THOUGHT for THE MONTH
The Web and Whitehead
When I was trying to come up with an idea for a regular feature, I decided that I should start off with a "Thought for the Month". It would be in tune with "Cerebral Fodder", the main title above. This would also allow me to occasionally address some of the important issues of our time. Some of them may well be controversial.
What better topic to launch this feature than the very medium on which these words appear; a medium that has become our daily staple.
The Web is a uniquely modern way of whiling away precious time, stuffing our minds with plenty of information, both useful and useless, forcing us to make choices. Then there's the bias of the presenter, which can often distort reality. It's not just a question of making creative use of such an easy and abundant source of information, but of putting both information and the ease of communication to good use in solving the world's pressing problems: poverty, corruption, war, famine, disease, environmental degradation, illiteracy, gross injustice, etc.,etc. If this jet-age technology could do even that, nothing else would matter. There are many other avenues for the creative or higher life. But our obsession with gadgets and conveniences will keep these technologies humming for generations to come.
The philosopher, Alfred North Whitehead (known for his profound work, Process and Reality), once said, as though prophetically, that "a merely well-informed man is the most useless bore on God's earth". Provocative words. I started reading Whitehead in high school, and still dip into his classic book, Science and the Modern World. I recommend it to anyone, with or without a science background, since this book is concerned more with philosophy and the thought behind science than with science per se. Whitehead thinks and speculates on the most generous scale. He died long before the information age, and well before his collaborator in mathematics, Bertrand Russell passed away.
As far as education was concerned, Whitehead always insisted on a liberal education in the widest sense, in order to inculcate in us the capacity for generalization and cross-disciplinary thought. This way we never lose sight of the principles underlying all human endeavor. If one thinks in terms of principle, one doesn't get bogged down in the sordid details. Details come after, as a practical adjunct to the idea.

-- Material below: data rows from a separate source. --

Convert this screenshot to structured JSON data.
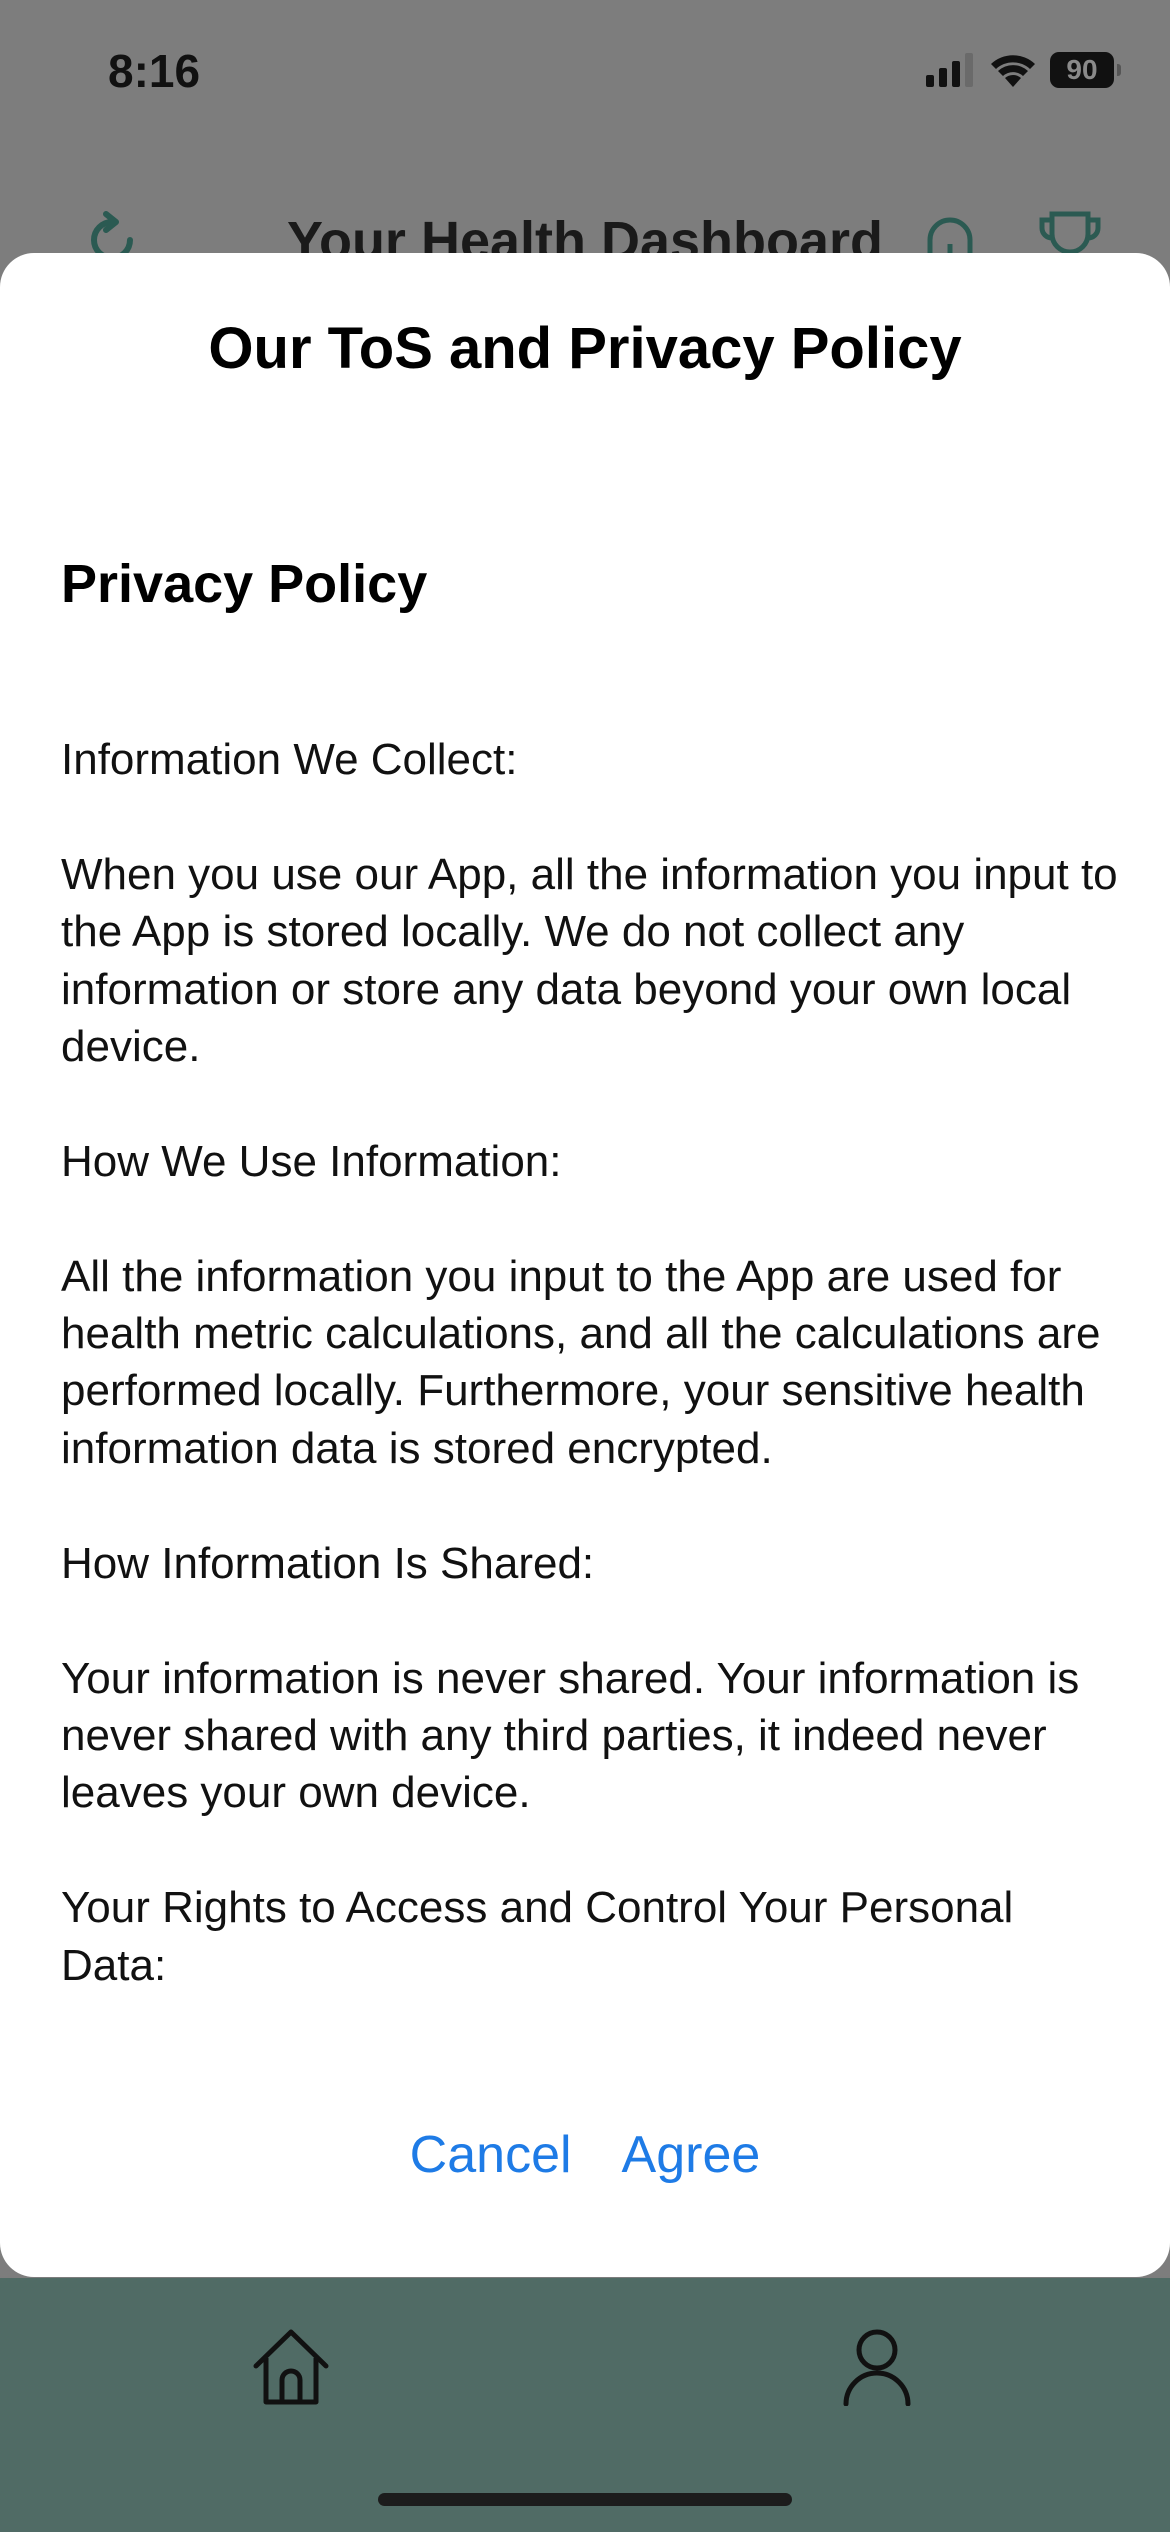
{
  "status_bar": {
    "time": "8:16",
    "battery": "90"
  },
  "app": {
    "header_title": "Your Health Dashboard"
  },
  "modal": {
    "title": "Our ToS and Privacy Policy",
    "heading": "Privacy Policy",
    "body": "Information We Collect:\n\nWhen you use our App, all the information you input to the App is stored locally. We do not collect any information or store any data beyond your own local device.\n\nHow We Use Information:\n\nAll the information you input to the App are used for health metric calculations, and all the calculations are performed locally. Furthermore, your sensitive health information data is stored encrypted.\n\nHow Information Is Shared:\n\nYour information is never shared. Your information is never shared with any third parties, it indeed never leaves your own device.\n\nYour Rights to Access and Control Your Personal Data:",
    "cancel_label": "Cancel",
    "agree_label": "Agree"
  },
  "tab_bar": {
    "items": [
      "home-icon",
      "person-icon"
    ]
  },
  "colors": {
    "accent": "#1e7be6",
    "tab_bar": "#506b65",
    "overlay": "#7d7d7d"
  }
}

Add to this an essential quality at the heart of all inquiry: curiosity, without which new knowledge and originality would elude us.
In keeping with the cyber phenomenon, it wouldn't be out of place here to say a few words about that powerful and much-used (or abused?), yet often unreliable, service we all know as Email. It is both a noun and a verb—you receive email, and also email someone.
Picture the current use of E-mail:
E-mail commerce is like a bunch of people casually tossing around a ball. Nobody especially wants to catch it, or pass it on, much less return it. The ball does not merit much attention, just like email. It's just a toy, not to be taken too seriously. And of course, the more such toys there are in circulation, the less attention is paid to them. At best they're a 'harmless' nuisance that we wish would go away. But therein lies the paradox—we all like to receive something, including mail, but when called upon to give something in return, we shrink away with dislike, champion procrastinators that we are. Indeed we may end up disliking the person who sent the message(s) because of the 'unreasonable' burden he has suddenly imposed on us. We crave indulgence, but shirk engagement.
Email is supposedly an antidote for the laziness that seized people when they had to scribble on paper and mess with stamps and envelopes. Now all it takes is a few light taps and clicks to get your message across in seconds. So why the resistance or indifference? I think this can be put down to the lethargy of abundance. Too much of anything is bad for you. The media guru, Marshall McLuhan once observed that we like receiving, say, a magazine once in a while, not in a regular, predictable fashion that tends to devalue it. In short, abundance, coupled with regularity, can be evil, and leads to a paralysis of action.
In this age of digitized information, we're forever in danger of becoming merely well informed. The definition of being well-informed is itself in question: who reads books these days? The Web has taken over people's minds, shortening their attention span. For that reason alone I think it's worthwhile for the more intrepid among us to read books in quiet contemplation, distill their essence, and then post that wisdom on the Web so that it is not lost. It will at least be made accessible to the millions who now roam cyberspace with an unprecedented frenzy.